[Data for this exercise Boundary: Start]
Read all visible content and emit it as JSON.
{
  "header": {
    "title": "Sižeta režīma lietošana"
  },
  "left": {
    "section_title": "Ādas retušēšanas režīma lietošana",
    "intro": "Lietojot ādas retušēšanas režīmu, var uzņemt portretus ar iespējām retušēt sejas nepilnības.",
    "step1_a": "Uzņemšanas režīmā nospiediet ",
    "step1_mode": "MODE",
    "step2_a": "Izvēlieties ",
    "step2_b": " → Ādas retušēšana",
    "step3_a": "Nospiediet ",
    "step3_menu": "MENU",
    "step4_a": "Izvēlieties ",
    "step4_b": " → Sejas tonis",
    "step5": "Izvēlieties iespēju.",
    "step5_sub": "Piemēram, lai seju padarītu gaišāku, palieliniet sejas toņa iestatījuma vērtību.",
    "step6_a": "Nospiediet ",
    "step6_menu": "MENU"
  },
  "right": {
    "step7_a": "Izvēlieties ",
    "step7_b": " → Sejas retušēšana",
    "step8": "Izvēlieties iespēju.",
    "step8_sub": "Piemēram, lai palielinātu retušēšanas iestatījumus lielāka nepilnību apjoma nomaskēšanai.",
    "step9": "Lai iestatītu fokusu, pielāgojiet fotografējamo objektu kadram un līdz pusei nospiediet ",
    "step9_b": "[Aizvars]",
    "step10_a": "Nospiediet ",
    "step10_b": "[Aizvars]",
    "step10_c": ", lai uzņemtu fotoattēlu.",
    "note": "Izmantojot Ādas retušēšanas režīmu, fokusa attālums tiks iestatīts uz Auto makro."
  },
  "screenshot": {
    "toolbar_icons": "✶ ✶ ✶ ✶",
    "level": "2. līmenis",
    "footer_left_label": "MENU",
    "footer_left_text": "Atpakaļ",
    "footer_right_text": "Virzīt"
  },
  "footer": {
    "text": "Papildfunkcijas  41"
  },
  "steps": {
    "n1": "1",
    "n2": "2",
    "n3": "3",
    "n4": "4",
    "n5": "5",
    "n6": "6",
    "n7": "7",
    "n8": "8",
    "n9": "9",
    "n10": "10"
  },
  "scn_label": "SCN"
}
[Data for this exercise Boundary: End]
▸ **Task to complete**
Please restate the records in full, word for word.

▸ **Response box**
Read all visible content and emit it as JSON.
{
  "header": {
    "title": "Sižeta režīma lietošana"
  },
  "left": {
    "section_title": "Ādas retušēšanas režīma lietošana",
    "intro": "Lietojot ādas retušēšanas režīmu, var uzņemt portretus ar iespējām retušēt sejas nepilnības.",
    "step1_a": "Uzņemšanas režīmā nospiediet ",
    "step1_mode": "MODE",
    "step2_a": "Izvēlieties ",
    "step2_b": " → Ādas retušēšana",
    "step3_a": "Nospiediet ",
    "step3_menu": "MENU",
    "step4_a": "Izvēlieties ",
    "step4_b": " → Sejas tonis",
    "step5": "Izvēlieties iespēju.",
    "step5_sub": "Piemēram, lai seju padarītu gaišāku, palieliniet sejas toņa iestatījuma vērtību.",
    "step6_a": "Nospiediet ",
    "step6_menu": "MENU"
  },
  "right": {
    "step7_a": "Izvēlieties ",
    "step7_b": " → Sejas retušēšana",
    "step8": "Izvēlieties iespēju.",
    "step8_sub": "Piemēram, lai palielinātu retušēšanas iestatījumus lielāka nepilnību apjoma nomaskēšanai.",
    "step9": "Lai iestatītu fokusu, pielāgojiet fotografējamo objektu kadram un līdz pusei nospiediet ",
    "step9_b": "[Aizvars]",
    "step10_a": "Nospiediet ",
    "step10_b": "[Aizvars]",
    "step10_c": ", lai uzņemtu fotoattēlu.",
    "note": "Izmantojot Ādas retušēšanas režīmu, fokusa attālums tiks iestatīts uz Auto makro."
  },
  "screenshot": {
    "toolbar_icons": "✶ ✶ ✶ ✶",
    "level": "2. līmenis",
    "footer_left_label": "MENU",
    "footer_left_text": "Atpakaļ",
    "footer_right_text": "Virzīt"
  },
  "footer": {
    "text": "Papildfunkcijas  41"
  },
  "steps": {
    "n1": "1",
    "n2": "2",
    "n3": "3",
    "n4": "4",
    "n5": "5",
    "n6": "6",
    "n7": "7",
    "n8": "8",
    "n9": "9",
    "n10": "10"
  },
  "scn_label": "SCN"
}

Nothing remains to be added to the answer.